Required action:
Identify each line in the records below that contains the word "Motion", and copy it.

Provided records:
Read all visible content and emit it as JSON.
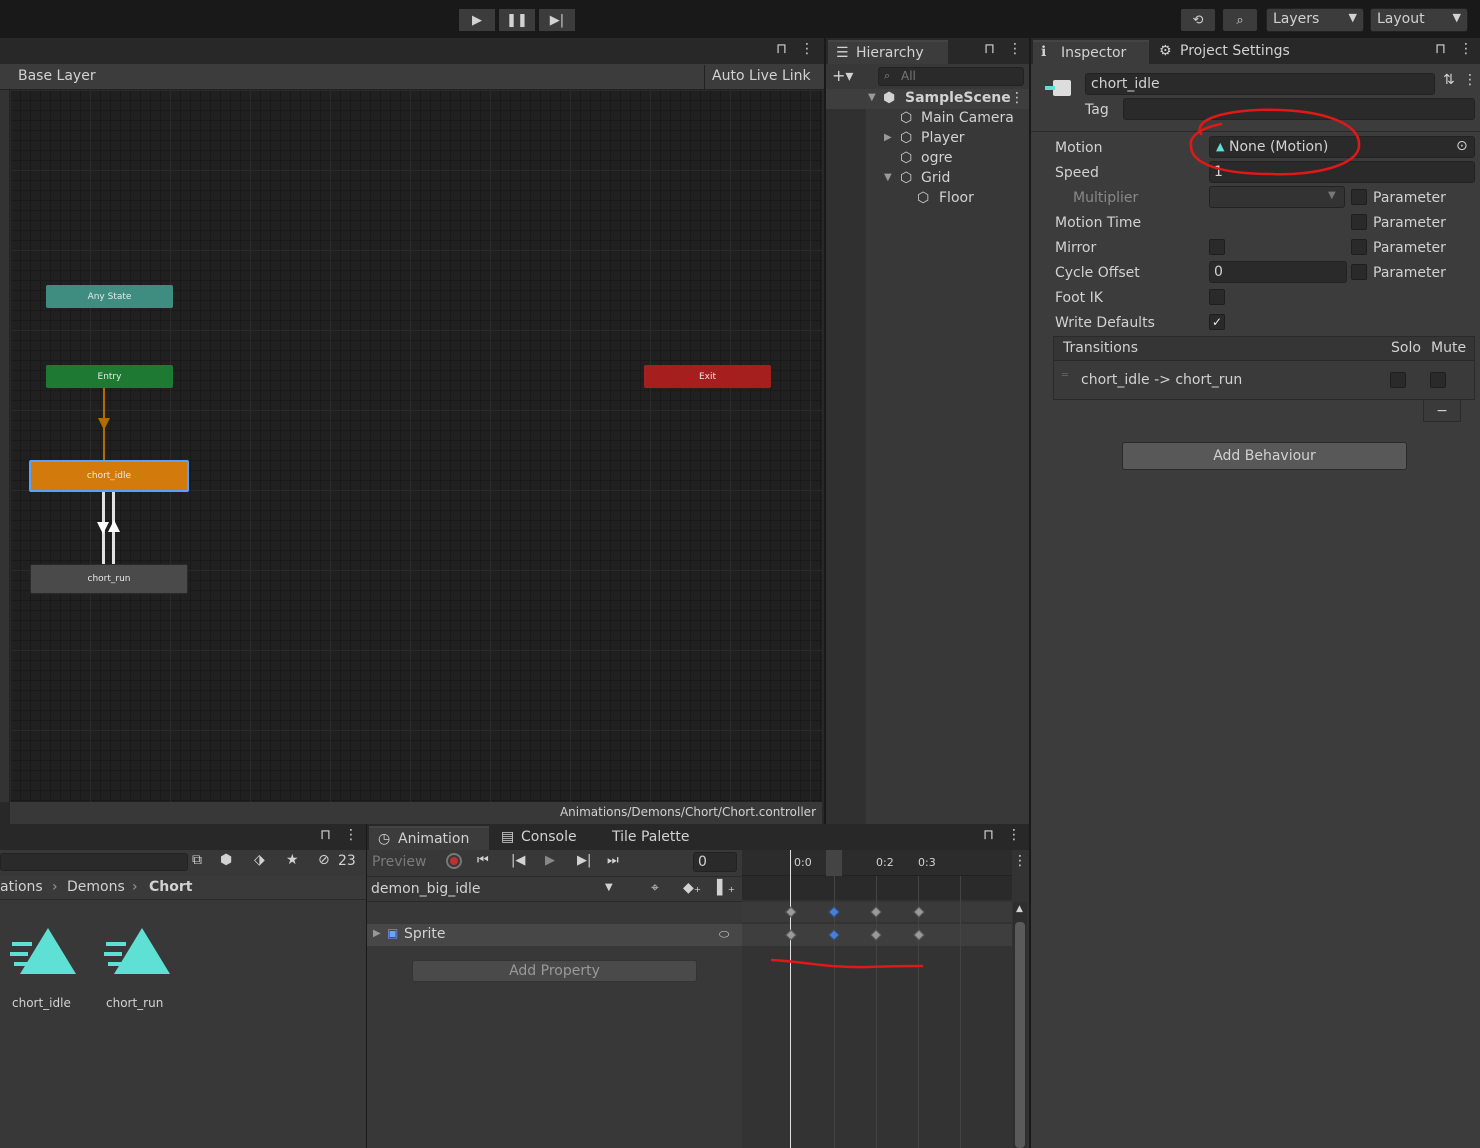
{
  "toolbar": {
    "layers_label": "Layers",
    "layout_label": "Layout"
  },
  "animator": {
    "layer_name": "Base Layer",
    "auto_live_link": "Auto Live Link",
    "path": "Animations/Demons/Chort/Chort.controller",
    "nodes": {
      "any_state": "Any State",
      "entry": "Entry",
      "exit": "Exit",
      "chort_idle": "chort_idle",
      "chort_run": "chort_run"
    }
  },
  "hierarchy": {
    "tab": "Hierarchy",
    "search_placeholder": "All",
    "scene": "SampleScene",
    "items": [
      "Main Camera",
      "Player",
      "ogre",
      "Grid",
      "Floor"
    ]
  },
  "inspector": {
    "tab": "Inspector",
    "project_tab": "Project Settings",
    "name": "chort_idle",
    "tag_label": "Tag",
    "motion_label": "Motion",
    "motion_value": "None (Motion)",
    "speed_label": "Speed",
    "speed_value": "1",
    "multiplier_label": "Multiplier",
    "parameter_label": "Parameter",
    "motion_time_label": "Motion Time",
    "mirror_label": "Mirror",
    "cycle_offset_label": "Cycle Offset",
    "cycle_offset_value": "0",
    "foot_ik_label": "Foot IK",
    "write_defaults_label": "Write Defaults",
    "transitions_label": "Transitions",
    "solo_label": "Solo",
    "mute_label": "Mute",
    "transition_row": "chort_idle -> chort_run",
    "remove_label": "−",
    "add_behaviour": "Add Behaviour"
  },
  "project": {
    "breadcrumb": [
      "ations",
      "Demons",
      "Chort"
    ],
    "hidden_count": "23",
    "assets": [
      "chort_idle",
      "chort_run"
    ]
  },
  "animation": {
    "tabs": [
      "Animation",
      "Console",
      "Tile Palette"
    ],
    "preview": "Preview",
    "frame": "0",
    "clip": "demon_big_idle",
    "property": "Sprite",
    "add_property": "Add Property",
    "ticks": [
      "0:0",
      "0:2",
      "0:3"
    ]
  },
  "colors": {
    "any_state": "#3f8d80",
    "entry": "#1e7a33",
    "exit": "#a51f1f",
    "selected_state": "#d37a0c",
    "state": "#4a4a4a",
    "annotation": "#e01818"
  }
}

Exercise answer:
    "motion_label": "Motion",
    "motion_value": "None (Motion)",
    "motion_time_label": "Motion Time",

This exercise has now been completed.